>>>>

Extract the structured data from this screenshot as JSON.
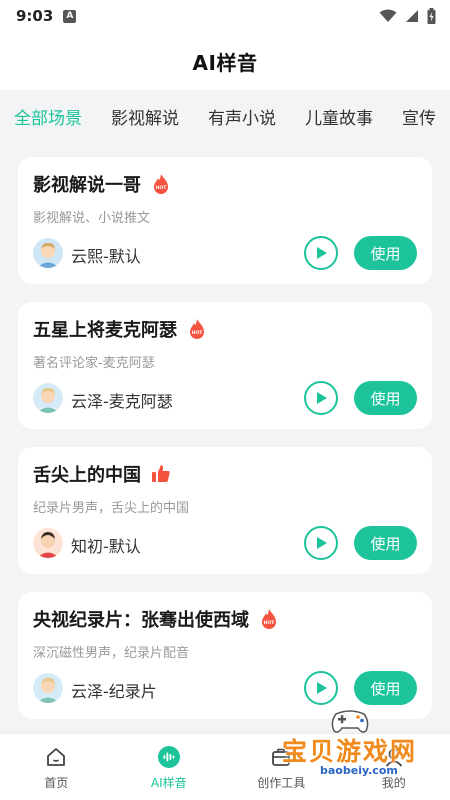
{
  "status_bar": {
    "time": "9:03",
    "notification_icon": "A",
    "icons": [
      "wifi-icon",
      "signal-icon",
      "battery-icon"
    ]
  },
  "header": {
    "title": "AI样音"
  },
  "tabs": [
    {
      "label": "全部场景",
      "active": true
    },
    {
      "label": "影视解说",
      "active": false
    },
    {
      "label": "有声小说",
      "active": false
    },
    {
      "label": "儿童故事",
      "active": false
    },
    {
      "label": "宣传",
      "active": false
    }
  ],
  "cards": [
    {
      "title": "影视解说一哥",
      "badge": "hot",
      "description": "影视解说、小说推文",
      "voice": "云熙-默认",
      "use_label": "使用"
    },
    {
      "title": "五星上将麦克阿瑟",
      "badge": "hot",
      "description": "著名评论家-麦克阿瑟",
      "voice": "云泽-麦克阿瑟",
      "use_label": "使用"
    },
    {
      "title": "舌尖上的中国",
      "badge": "thumbs-up",
      "description": "纪录片男声，舌尖上的中国",
      "voice": "知初-默认",
      "use_label": "使用"
    },
    {
      "title": "央视纪录片：张骞出使西域",
      "badge": "hot",
      "description": "深沉磁性男声，纪录片配音",
      "voice": "云泽-纪录片",
      "use_label": "使用"
    }
  ],
  "bottom_nav": [
    {
      "label": "首页",
      "icon": "home-icon",
      "active": false
    },
    {
      "label": "AI样音",
      "icon": "voice-wave-icon",
      "active": true
    },
    {
      "label": "创作工具",
      "icon": "toolbox-icon",
      "active": false
    },
    {
      "label": "我的",
      "icon": "profile-icon",
      "active": false
    }
  ],
  "watermark": {
    "text": "宝贝游戏网",
    "url": "baobeiy.com"
  },
  "colors": {
    "accent": "#1cc39b",
    "hot_badge": "#f4533f",
    "background": "#f3f4f6"
  }
}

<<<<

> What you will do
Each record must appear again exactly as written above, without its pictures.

> Response
Extract the structured data from this screenshot as JSON.
{
  "status_bar": {
    "time": "9:03",
    "notification_icon": "A",
    "icons": [
      "wifi-icon",
      "signal-icon",
      "battery-icon"
    ]
  },
  "header": {
    "title": "AI样音"
  },
  "tabs": [
    {
      "label": "全部场景",
      "active": true
    },
    {
      "label": "影视解说",
      "active": false
    },
    {
      "label": "有声小说",
      "active": false
    },
    {
      "label": "儿童故事",
      "active": false
    },
    {
      "label": "宣传",
      "active": false
    }
  ],
  "cards": [
    {
      "title": "影视解说一哥",
      "badge": "hot",
      "description": "影视解说、小说推文",
      "voice": "云熙-默认",
      "use_label": "使用"
    },
    {
      "title": "五星上将麦克阿瑟",
      "badge": "hot",
      "description": "著名评论家-麦克阿瑟",
      "voice": "云泽-麦克阿瑟",
      "use_label": "使用"
    },
    {
      "title": "舌尖上的中国",
      "badge": "thumbs-up",
      "description": "纪录片男声，舌尖上的中国",
      "voice": "知初-默认",
      "use_label": "使用"
    },
    {
      "title": "央视纪录片：张骞出使西域",
      "badge": "hot",
      "description": "深沉磁性男声，纪录片配音",
      "voice": "云泽-纪录片",
      "use_label": "使用"
    }
  ],
  "bottom_nav": [
    {
      "label": "首页",
      "icon": "home-icon",
      "active": false
    },
    {
      "label": "AI样音",
      "icon": "voice-wave-icon",
      "active": true
    },
    {
      "label": "创作工具",
      "icon": "toolbox-icon",
      "active": false
    },
    {
      "label": "我的",
      "icon": "profile-icon",
      "active": false
    }
  ],
  "watermark": {
    "text": "宝贝游戏网",
    "url": "baobeiy.com"
  },
  "colors": {
    "accent": "#1cc39b",
    "hot_badge": "#f4533f",
    "background": "#f3f4f6"
  }
}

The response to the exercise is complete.